It’s easy to see the growth of our communities’ cultures as the experience deepens and gets richer. For several years now we have been holding a gifting ceremony with the Anake class that is one of those areas where you can tangibly see the growth of tradition and culture evolve in a group of people. Students and residents alike spend weeks and months in advance preparing and making gifts for each other to exchange during this visit and each gift is presented with its own unique story and journey from the hearts of those who created them. It was so beautiful and powerful to experience such reciprocity and love in acknowledging each other’s gifts, and I don’t just mean the material things, but rather the work that each organization is doing that brings people together and the aliveness that each individual brings to this place!

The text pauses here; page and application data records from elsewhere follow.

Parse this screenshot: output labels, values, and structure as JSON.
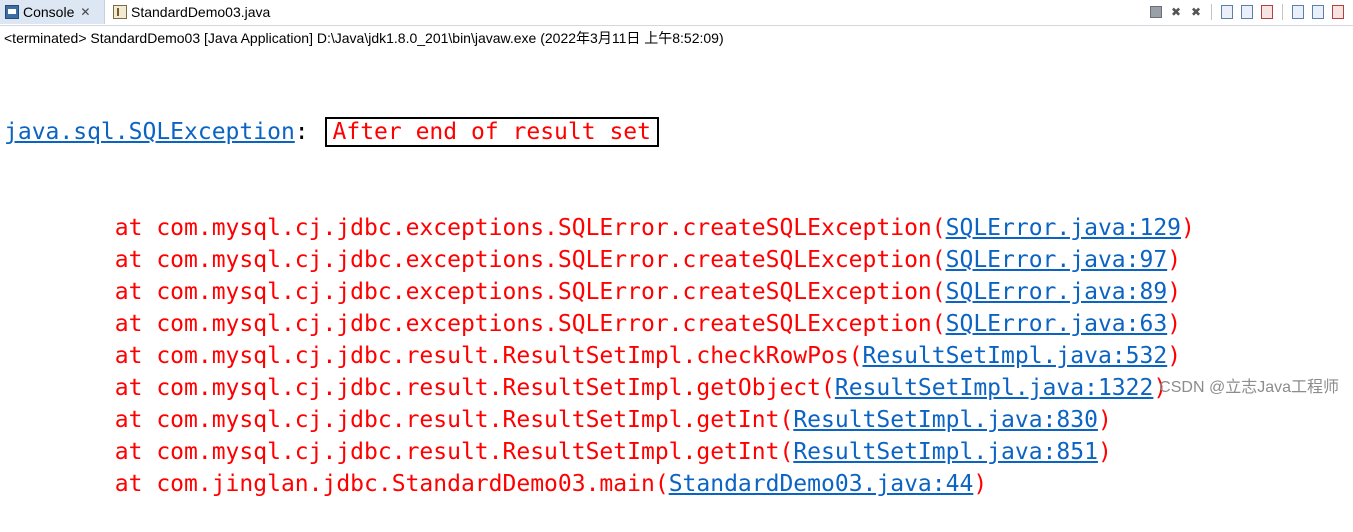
{
  "tabs": {
    "console_label": "Console",
    "close_glyph": "✕",
    "editor_label": "StandardDemo03.java"
  },
  "toolbar": {
    "icons": [
      "terminate-icon",
      "remove-launch-icon",
      "remove-all-icon",
      "scroll-lock-icon",
      "show-stdout-icon",
      "show-stderr-icon",
      "pin-console-icon",
      "display-selected-console-icon",
      "open-console-icon"
    ]
  },
  "status": {
    "terminated_line": "<terminated> StandardDemo03 [Java Application] D:\\Java\\jdk1.8.0_201\\bin\\javaw.exe (2022年3月11日 上午8:52:09)"
  },
  "exception": {
    "type": "java.sql.SQLException",
    "separator": ": ",
    "message": "After end of result set"
  },
  "stack": [
    {
      "prefix": "\tat com.mysql.cj.jdbc.exceptions.SQLError.createSQLException",
      "link": "SQLError.java:129"
    },
    {
      "prefix": "\tat com.mysql.cj.jdbc.exceptions.SQLError.createSQLException",
      "link": "SQLError.java:97"
    },
    {
      "prefix": "\tat com.mysql.cj.jdbc.exceptions.SQLError.createSQLException",
      "link": "SQLError.java:89"
    },
    {
      "prefix": "\tat com.mysql.cj.jdbc.exceptions.SQLError.createSQLException",
      "link": "SQLError.java:63"
    },
    {
      "prefix": "\tat com.mysql.cj.jdbc.result.ResultSetImpl.checkRowPos",
      "link": "ResultSetImpl.java:532"
    },
    {
      "prefix": "\tat com.mysql.cj.jdbc.result.ResultSetImpl.getObject",
      "link": "ResultSetImpl.java:1322"
    },
    {
      "prefix": "\tat com.mysql.cj.jdbc.result.ResultSetImpl.getInt",
      "link": "ResultSetImpl.java:830"
    },
    {
      "prefix": "\tat com.mysql.cj.jdbc.result.ResultSetImpl.getInt",
      "link": "ResultSetImpl.java:851"
    },
    {
      "prefix": "\tat com.jinglan.jdbc.StandardDemo03.main",
      "link": "StandardDemo03.java:44"
    }
  ],
  "colors": {
    "link": "#0b63c3",
    "error": "#ff0000",
    "tab_active": "#dde7f3"
  },
  "watermark": "CSDN @立志Java工程师"
}
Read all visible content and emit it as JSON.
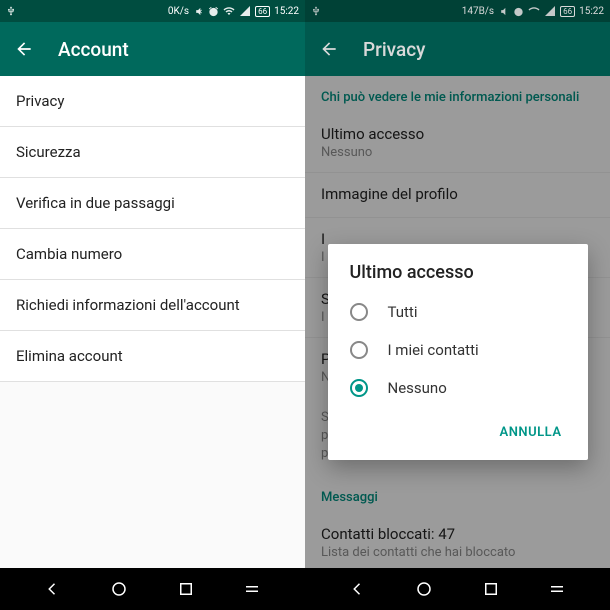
{
  "left": {
    "status": {
      "speed": "0K/s",
      "battery": "66",
      "time": "15:22"
    },
    "appbar": {
      "title": "Account"
    },
    "items": [
      "Privacy",
      "Sicurezza",
      "Verifica in due passaggi",
      "Cambia numero",
      "Richiedi informazioni dell'account",
      "Elimina account"
    ]
  },
  "right": {
    "status": {
      "speed": "147B/s",
      "battery": "66",
      "time": "15:22"
    },
    "appbar": {
      "title": "Privacy"
    },
    "section1": "Chi può vedere le mie informazioni personali",
    "settings": [
      {
        "title": "Ultimo accesso",
        "sub": "Nessuno"
      },
      {
        "title": "Immagine del profilo",
        "sub": ""
      },
      {
        "title": "I",
        "sub": "I"
      },
      {
        "title": "S",
        "sub": "I"
      },
      {
        "title": "P",
        "sub": "N"
      }
    ],
    "info": "Se non condividi il tuo ultimo accesso non potrai vedere l'ultimo accesso delle altre persone",
    "section2": "Messaggi",
    "blocked": {
      "title": "Contatti bloccati: 47",
      "sub": "Lista dei contatti che hai bloccato"
    },
    "dialog": {
      "title": "Ultimo accesso",
      "options": [
        "Tutti",
        "I miei contatti",
        "Nessuno"
      ],
      "selected": 2,
      "cancel": "ANNULLA"
    }
  }
}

Paul Swenson, one of the founders of Quail Springs, and Mark Tollefson, director at Fairview Gardens and former director of Wilderness Youth Project and longtime Quail Springs family member, came out with their children to join us in holding this year’s class. They inevitably made us all feel more held on this land. With their stories and connection to this land, deep gratitude and grounded sense of the sacred in everything, as well as the addition of multiple generations with their children here, students and staff alike were moved and inspired to connect deeper in their own way to the natural world and themselves. We were inspired, nurtured and grounded by having that time to connect with Paul and Mark, two special men of our community.
Walking up our watershed in the creek bed this year, with Paul teaching us songs and sharing stories along the way, I was suddenly struck by a powerful image of this year’s Anake class. We often talk about our hopes and desires to bring the salmon back to this watershed and our spring, for that cycle to restore itself as we restore our waterways. Watching a line of incredibly alive and deeply connected people thread their way up our creek, feet in the water, it suddenly hit me, these people are our salmon! Salmon is the totem species of the Northwest in so many ways, the lifeblood of that place, the larder that is at the heart of the Northwest cycle. These Anake students exemplify that lifeblood as they return to our watershed from the Northwest each year, giving of their hearts and energy to nourish this place, our people and this land. The cycles of regeneration are already returning each year and nourishing the future of Quail Springs in more ways than we could ever dream. Thank you Anake.